“In this study, we compared young and old animals and identified a substance in the blood that is present at high levels when you’re young, and lower levels when you’re old. We further found that when we supplemented the low levels of this substance that were present in old animals to the levels normally seen in youth, this could have a dramatic effect on the heart.
“It’s been observed for many, many years that when aging occurs it affects multiple body systems sort of in a semi-synchronous way,” Wagers says, “and this suggests that there may be some common signal that drives the body’s response to getting older. We hypothesized that this common signal might be a substance that was traveling in the bloodstream, because the bloodstream accesses organs throughout the body.”
“I think Amy and I started thinking about something like this almost five years ago,” says Lee, who added that he and Wagers were brought together by HSCI. “Without the Harvard Stem Cell Institute, this never would have happened,” he says.
The researchers conducted their first experiment about four years ago, and the results were startling, Lee says. “A fellow named Francesco Loffredo was examining the hearts of the aging mice. He came to me and says, ‘You don’t have to analyze it; you can see it with the naked eye.’ I couldn’t believe that, and I says ‘Go back, analyze it, and do it blinded.’ Then I looked at the hearts, and I could see he was correct,” Lee recalled.

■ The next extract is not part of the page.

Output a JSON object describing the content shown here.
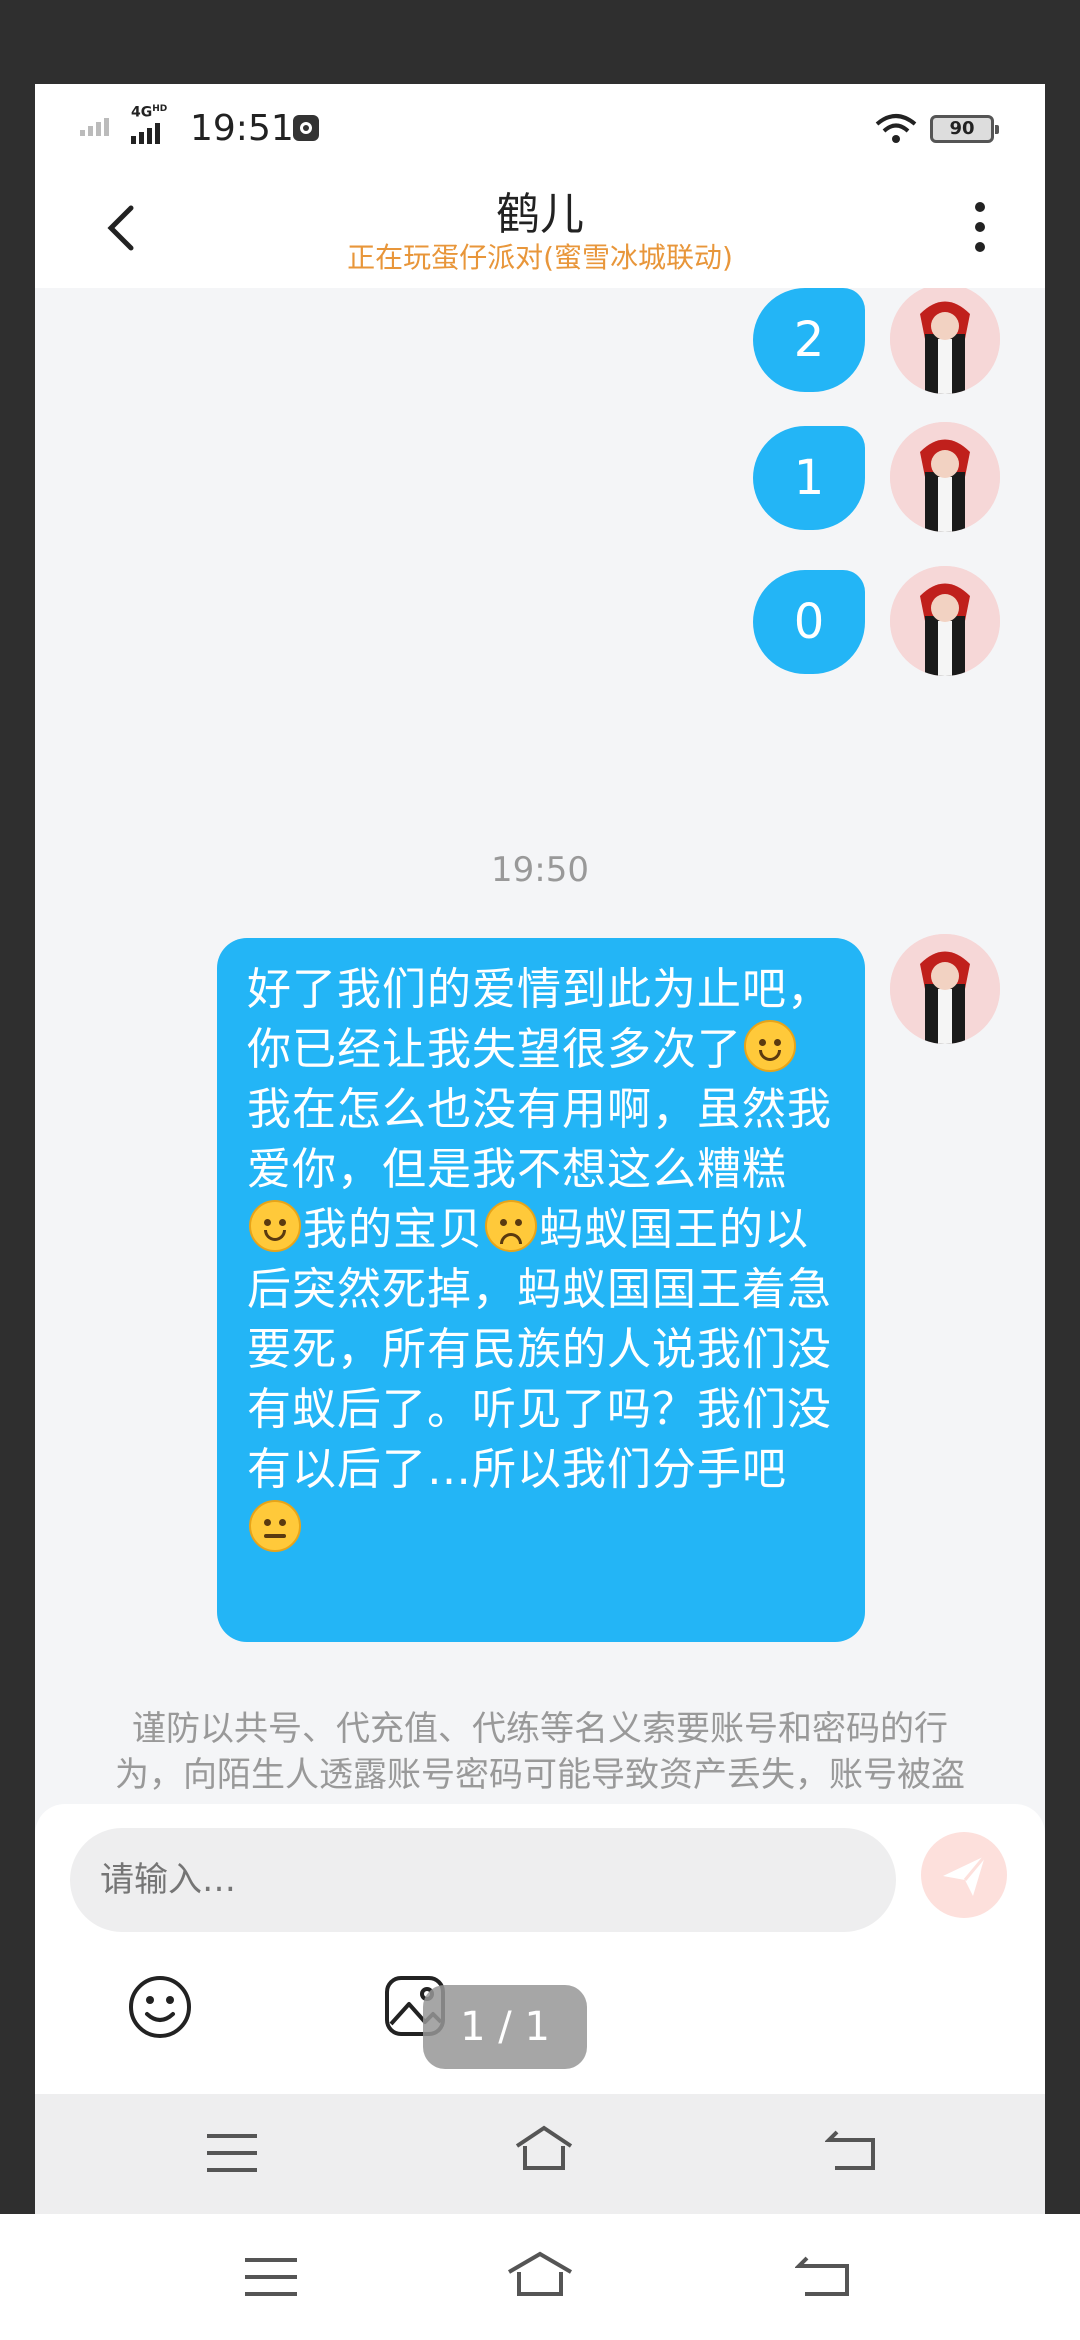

“When we started these experiments, I actually was thinking that there would not be a response,” Wagers says. “We had been using similar kinds of approaches in other tissues, regenerative tissues, tissues that we know have the capacity to heal themselves after they’ve been injured. But the heart is not well known for doing that, and so I was quite convinced that there would be no response. When I saw the dramatic difference in heart size that was very apparent after this exposure of an old animal to young blood, it was very clear that we had to figure out what was going on,” she says.
“The blood is full of all kinds of things,” the biologist says, “and trying to narrow down what might be the responsible factor was going to be a big challenge. I think that’s where the collaboration was so wonderful, in that we could take advantage of the expertise in both of our laboratories to really home in on what might be the responsible substance.”
Lee explained, “We thought it was interesting right away, and we repeated it right away. But we had to show that this was not a blood pressure effect, that the young mice didn’t just cause the old mice to have lower blood pressure. We had to build a custom device to measure blood pressures off their tails. It took a year to do the analysis to show that it was not a blood pressure effect.
“After about two-and-a-half years we were convinced, and said, ‘We really have to identify this factor.’ It took about six months to find something, and another year to be convinced that it was real,” Lee says. “We looked at lipids; we looked at metabolites. Then we set up a collaboration with a startup company in Colorado, called SomaLogic, that had an interesting technology for analyzing factors in blood. And by working closely with SomaLogic, we found the likely factor.”
What the researchers found was that at least one of the factors causing the rejuvenation of the hearts was GDF-11, “a member of a very important family of proteins called TGF-beta proteins, for transforming growth factor. There are around 35 members of the family,” Lee says. “Some have been very well studied, and this is one that is relatively obscure.”
Over the course of her still-early career, Wagers has celebrated the publication of important papers by going skydiving. This coming weekend, she plans to take the plunge again, this time accompanied by postdoc Loffredo.
The work was supported in part by HSCI, the National Institutes of Health, and the American Heart Association.
Source: Harvard University